    Where are you planning to stay (St Pete, Clearwater, Indian Rocks Beach, Homasassa, and so on), and then we can narrow your choices down from there.

    2 Replies
    1. re: deet13

      You can also go to the Mustang Fleamarket on Park Blvd in Pinellas Park. Its the outdoor section of Wagon Wheel Fleamarket..... lots of asian vendors selling produce and plants

      1. re: kempshark

        And Cajun Cafe on the Bayou is there also...

    2. I have found fresh galangal root (rhizome?) at the Sanwa "Farmer's Market" (not a true farmer's market, it's more like an cheap, ethnic Costco--cheapest produce prices around and the best selection too). I have also found frozen kefir lime leaves (and frozen galangal also) at Oceanic Oriental Supermarket which is on the edge of downtown, a block north of 275. Note that I haven't searched for lime leaves in 1-2 years because I still have plenty in my freezer.

      In addition to those two stores, MD Oriental on Fowler in North Tampa is also a good Asian market. I can't help with the nurseries unfortunately.

      1. For Tampa:

        The Thai Buddhist Temple has a Sunday food market which is terrific. In addition to freshly prepared foods there is also a small section with produce and plants.

        USF Botanical Gardens has occasional sales and there is one in October. This is a "if you snooze you loose" event and very well attended. There usually are some edible species offered.

        Your best bet to my knowledge is a little further afield in the Ft. Myers area:

        ECHO does great work and is interesting to visit.

        Even further away is the Fruit and Spice Park in Miami. While there are no plant sales to my knowledge, visitors can eat fruit which has dropped. The gift shop sells some unusual seeds.

        Most towns in this area have vibrant gardening groups with many members specializing in tropical edibles. If you get in touch with them ahead of time you may be able to get involved in a meeting - which usually has many giveaways and pass-along plants.

        Edit: This resource list may be helpful:

        1 Reply
        1. re: meatn3
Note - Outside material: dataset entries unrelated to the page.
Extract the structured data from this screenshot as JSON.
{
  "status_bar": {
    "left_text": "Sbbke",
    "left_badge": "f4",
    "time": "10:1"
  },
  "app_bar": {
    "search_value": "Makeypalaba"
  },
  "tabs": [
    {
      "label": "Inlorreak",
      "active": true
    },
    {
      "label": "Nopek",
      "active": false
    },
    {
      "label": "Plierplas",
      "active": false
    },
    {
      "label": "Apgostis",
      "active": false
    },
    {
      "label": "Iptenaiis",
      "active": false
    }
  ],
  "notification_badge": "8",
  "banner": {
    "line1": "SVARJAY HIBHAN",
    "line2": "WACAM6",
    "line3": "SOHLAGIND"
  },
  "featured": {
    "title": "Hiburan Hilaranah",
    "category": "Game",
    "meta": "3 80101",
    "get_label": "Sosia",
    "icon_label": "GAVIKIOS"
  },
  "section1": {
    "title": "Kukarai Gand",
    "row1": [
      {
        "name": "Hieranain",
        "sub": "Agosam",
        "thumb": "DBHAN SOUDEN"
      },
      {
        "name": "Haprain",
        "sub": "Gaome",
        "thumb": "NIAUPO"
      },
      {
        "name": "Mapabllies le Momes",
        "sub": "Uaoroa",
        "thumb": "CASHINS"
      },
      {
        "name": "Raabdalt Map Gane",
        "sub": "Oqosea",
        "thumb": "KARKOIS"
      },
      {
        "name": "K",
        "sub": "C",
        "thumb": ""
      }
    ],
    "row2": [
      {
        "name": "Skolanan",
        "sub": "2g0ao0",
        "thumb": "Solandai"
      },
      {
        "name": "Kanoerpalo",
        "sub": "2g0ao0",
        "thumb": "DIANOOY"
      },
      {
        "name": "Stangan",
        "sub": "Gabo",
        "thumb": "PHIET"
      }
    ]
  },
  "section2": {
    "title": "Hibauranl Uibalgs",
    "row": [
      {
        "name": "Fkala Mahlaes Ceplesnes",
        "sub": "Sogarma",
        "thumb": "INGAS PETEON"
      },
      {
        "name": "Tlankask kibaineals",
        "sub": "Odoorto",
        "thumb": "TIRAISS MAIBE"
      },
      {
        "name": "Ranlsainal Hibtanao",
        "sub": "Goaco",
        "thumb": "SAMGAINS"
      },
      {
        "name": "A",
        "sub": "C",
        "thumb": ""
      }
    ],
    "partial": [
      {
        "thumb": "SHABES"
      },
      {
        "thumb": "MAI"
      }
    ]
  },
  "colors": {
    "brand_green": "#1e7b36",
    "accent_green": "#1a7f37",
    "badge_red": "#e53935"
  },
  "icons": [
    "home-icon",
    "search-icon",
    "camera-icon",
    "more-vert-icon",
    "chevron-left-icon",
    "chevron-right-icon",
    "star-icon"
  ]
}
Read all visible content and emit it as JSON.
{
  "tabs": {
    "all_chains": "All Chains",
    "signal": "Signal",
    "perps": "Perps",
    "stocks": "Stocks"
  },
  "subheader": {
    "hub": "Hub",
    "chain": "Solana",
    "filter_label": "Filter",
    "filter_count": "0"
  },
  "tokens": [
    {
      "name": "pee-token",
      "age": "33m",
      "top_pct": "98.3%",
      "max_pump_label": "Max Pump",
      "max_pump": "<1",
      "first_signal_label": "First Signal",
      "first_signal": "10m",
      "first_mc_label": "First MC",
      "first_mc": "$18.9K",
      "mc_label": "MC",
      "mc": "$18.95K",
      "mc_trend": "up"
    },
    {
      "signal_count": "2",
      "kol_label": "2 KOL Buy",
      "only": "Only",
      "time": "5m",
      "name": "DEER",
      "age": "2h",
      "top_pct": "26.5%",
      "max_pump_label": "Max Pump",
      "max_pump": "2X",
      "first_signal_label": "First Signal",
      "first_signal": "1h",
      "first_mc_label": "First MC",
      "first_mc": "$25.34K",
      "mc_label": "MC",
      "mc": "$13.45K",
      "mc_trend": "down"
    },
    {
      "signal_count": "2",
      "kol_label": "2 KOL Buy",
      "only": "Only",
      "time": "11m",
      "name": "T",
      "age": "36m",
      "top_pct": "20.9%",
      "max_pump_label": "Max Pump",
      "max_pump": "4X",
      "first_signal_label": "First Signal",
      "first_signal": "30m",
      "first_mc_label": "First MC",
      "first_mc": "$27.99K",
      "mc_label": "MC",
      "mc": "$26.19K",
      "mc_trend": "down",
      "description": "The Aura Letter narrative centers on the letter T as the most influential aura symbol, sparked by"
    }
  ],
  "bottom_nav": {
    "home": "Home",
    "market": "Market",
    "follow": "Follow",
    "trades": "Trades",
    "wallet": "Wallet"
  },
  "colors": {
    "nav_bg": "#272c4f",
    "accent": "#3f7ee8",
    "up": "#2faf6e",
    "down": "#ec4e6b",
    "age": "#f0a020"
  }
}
          Thank you so much for so many good suggestions. This gives me things to work into our schedule as Mr Shallots works his plans.

          I wish I had known about the Miama Fruit and Spice park two years ago; it sounds like a brilliant idea.